3) Why are Bulgakov's plays staged so often? Presumably because we have not enough of our own plays suitable for staging. For lack of the genuine article, even "Days of the Turbins" is accepted instead. Of course, it is very easy to "criticise" and to demand the banning of non-proletarian literature. But what is easiest must not be considered the best. It is not a matter of banning but of step by step ousting the old and new non-proletarian trash from the stage by competing against it, by creating genuine, interesting, artistic Soviet plays capable of replacing it. Competition is a big and serious matter, because only in an atmosphere of competition can we arrive at the formation and crystallisation of our proletarian literature.
As to "Days of the Turbins" itself, it is not such a bad play, because it does more good than harm. Don't forget that the chief impression it leaves with the spectator is one that is favourable to the Bolsheviks: "If even such people as the Turbins are compelled to lay down their arms and submit to the will of the people because they realise that their cause is definitely lost, then the Bolsheviks must be invincible and there is nothing to be done about it." "Days of the Turbins" is a demonstration of the all-conquering power of Bolshevism.
Of course, the author is altogether "innocent" of this demonstration. But that is not our affair.
4) It is true that Comrade Svidersky very often commits the most incredible mistakes and distortions. But it is also true that the Repertory Committee in its work commits at least as many mistakes, though of an opposite nature. Recall "Crimson Island," "Conspiracy of the Equals" and the similar trash that for some reason or other is so readily sanctioned for the really bourgeois Kamerny Theatre.
5) As to the "rumours" about "liberalism," let us rather not talk about that—you would do better to leave "rumours" to the gossiping wives of Moscow traders.
February 2, 1929
1. "Golovanovism" manifested itself in attempts on the part of a certain section of the theatrical profession to transplant the old, bourgeois habits and methods of work to the Soviet theatre.
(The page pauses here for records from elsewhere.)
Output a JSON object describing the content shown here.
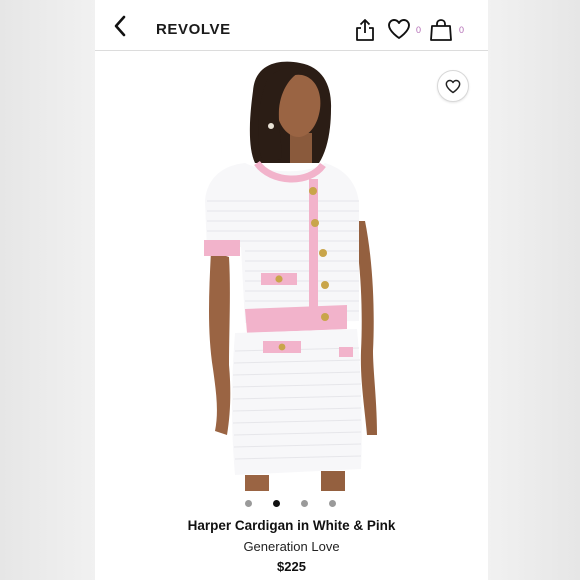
{
  "header": {
    "logo": "REVOLVE",
    "wishlist_count": "0",
    "bag_count": "0",
    "icons": [
      "chevron-left-icon",
      "share-icon",
      "heart-icon",
      "shopping-bag-icon"
    ]
  },
  "gallery": {
    "image_description_icon": "model-photo",
    "active_index": 2,
    "dot_count": 4
  },
  "product": {
    "title": "Harper Cardigan in White & Pink",
    "brand": "Generation Love",
    "price": "$225"
  },
  "colors": {
    "accent_count": "#b26bb4",
    "pink_trim": "#f2b3cb",
    "gold_button": "#c9a54a"
  }
}
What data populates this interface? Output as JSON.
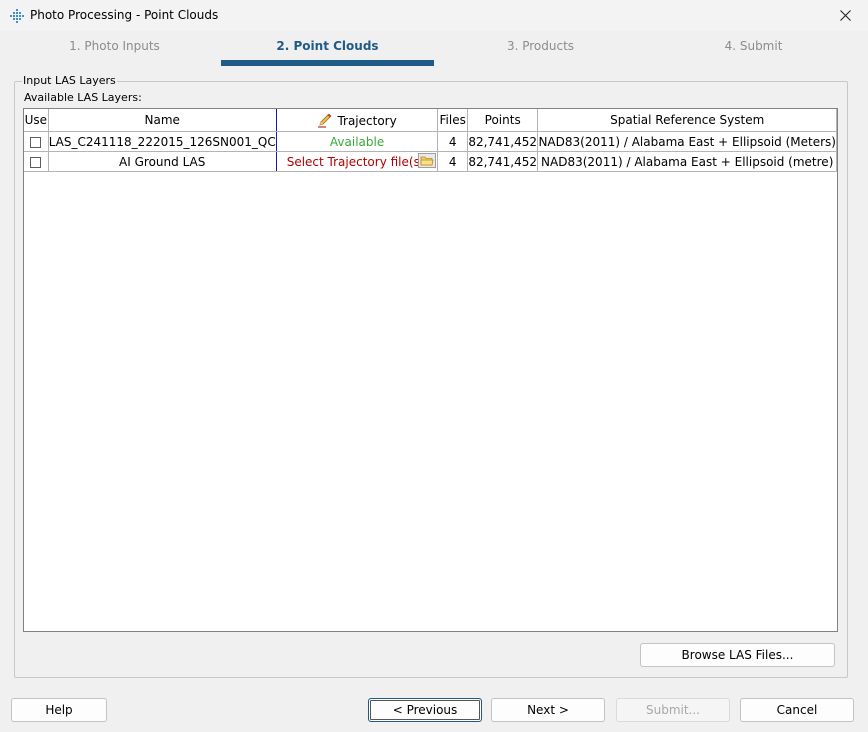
{
  "window": {
    "title": "Photo Processing - Point Clouds"
  },
  "steps": [
    {
      "label": "1.  Photo Inputs"
    },
    {
      "label": "2.  Point Clouds"
    },
    {
      "label": "3.  Products"
    },
    {
      "label": "4.  Submit"
    }
  ],
  "group": {
    "title": "Input LAS Layers",
    "available_label": "Available LAS Layers:"
  },
  "grid": {
    "headers": {
      "use": "Use",
      "name": "Name",
      "trajectory": "Trajectory",
      "files": "Files",
      "points": "Points",
      "srs": "Spatial Reference System"
    },
    "rows": [
      {
        "name": "LAS_C241118_222015_126SN001_QC",
        "trajectory": "Available",
        "files": "4",
        "points": "82,741,452",
        "srs": "NAD83(2011) / Alabama East + Ellipsoid (Meters)"
      },
      {
        "name": "AI Ground LAS",
        "trajectory": "Select Trajectory file(s)...",
        "files": "4",
        "points": "82,741,452",
        "srs": "NAD83(2011) / Alabama East + Ellipsoid (metre)"
      }
    ]
  },
  "buttons": {
    "browse": "Browse LAS Files...",
    "help": "Help",
    "previous": "< Previous",
    "next": "Next >",
    "submit": "Submit...",
    "cancel": "Cancel"
  },
  "colors": {
    "accent": "#1e5b86",
    "available": "#3aa83a",
    "missing": "#b40000"
  }
}
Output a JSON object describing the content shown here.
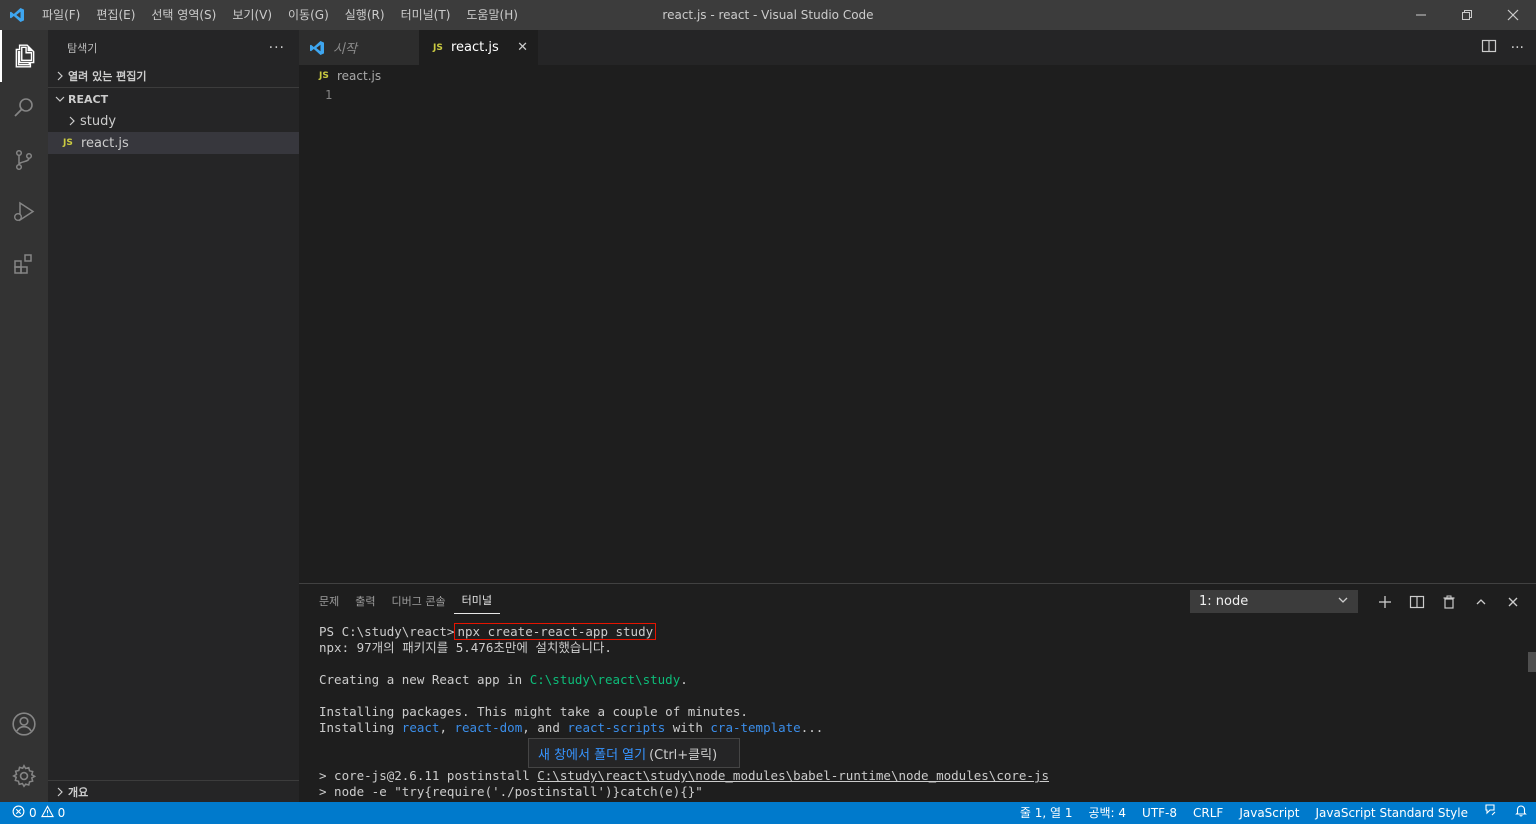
{
  "window": {
    "title": "react.js - react - Visual Studio Code",
    "menu": [
      "파일(F)",
      "편집(E)",
      "선택 영역(S)",
      "보기(V)",
      "이동(G)",
      "실행(R)",
      "터미널(T)",
      "도움말(H)"
    ]
  },
  "activity_bar": {
    "icons": [
      "explorer-icon",
      "search-icon",
      "source-control-icon",
      "run-debug-icon",
      "extensions-icon",
      "account-icon",
      "settings-gear-icon"
    ]
  },
  "sidebar": {
    "title": "탐색기",
    "more": "···",
    "open_editors": "열려 있는 편집기",
    "folder": "REACT",
    "items": [
      {
        "label": "study",
        "kind": "folder"
      },
      {
        "label": "react.js",
        "kind": "js",
        "badge": "JS"
      }
    ],
    "outline": "개요"
  },
  "tabs": [
    {
      "label": "시작",
      "active": false
    },
    {
      "label": "react.js",
      "badge": "JS",
      "active": true,
      "close": "✕"
    }
  ],
  "breadcrumb": {
    "badge": "JS",
    "file": "react.js"
  },
  "editor": {
    "line_numbers": [
      "1"
    ]
  },
  "panel": {
    "tabs": [
      "문제",
      "출력",
      "디버그 콘솔",
      "터미널"
    ],
    "active_tab": "터미널",
    "terminal_select": "1: node",
    "terminal": {
      "prompt": "PS C:\\study\\react>",
      "command": "npx create-react-app study",
      "line_npx": "npx: 97개의 패키지를 5.476초만에 설치했습니다.",
      "creating_pre": "Creating a new React app in ",
      "creating_path": "C:\\study\\react\\study",
      "creating_post": ".",
      "installing_1": "Installing packages. This might take a couple of minutes.",
      "installing_2_pre": "Installing ",
      "pkg_react": "react",
      "sep1": ", ",
      "pkg_react_dom": "react-dom",
      "sep2": ", and ",
      "pkg_scripts": "react-scripts",
      "with": " with ",
      "pkg_template": "cra-template",
      "ellipsis": "...",
      "corejs_pre": "> core-js@2.6.11 postinstall ",
      "corejs_path": "C:\\study\\react\\study\\node_modules\\babel-runtime\\node_modules\\core-js",
      "node_line": "> node -e \"try{require('./postinstall')}catch(e){}\""
    },
    "tooltip": {
      "link": "새 창에서 폴더 열기",
      "hint": "(Ctrl+클릭)"
    }
  },
  "statusbar": {
    "errors": "0",
    "warnings": "0",
    "position": "줄 1, 열 1",
    "spaces": "공백: 4",
    "encoding": "UTF-8",
    "eol": "CRLF",
    "language": "JavaScript",
    "linter": "JavaScript Standard Style"
  },
  "colors": {
    "accent": "#007acc",
    "title_bar": "#3c3c3c",
    "activity_bar": "#333333",
    "sidebar": "#252526",
    "editor": "#1e1e1e",
    "terminal_green": "#0dbc79",
    "terminal_blue": "#3b8eea",
    "highlight_box": "#e51400",
    "js_badge": "#cbcb41"
  }
}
In 1926-28 a group of actors of the Bolshoi Theatre, headed by orchestra conductor Golovanov, opposed the reform of the theatre's repertory in conformity with the higher standards and requirements of the broad strata of the working people and the tasks of socialist development. The group took up a hostile attitude to the general body of the theatre and refused to promote young talent. Measures taken by the Party for the reconstruction of the work of the Soviet theatres resulted in "Golovanovism" being overcome.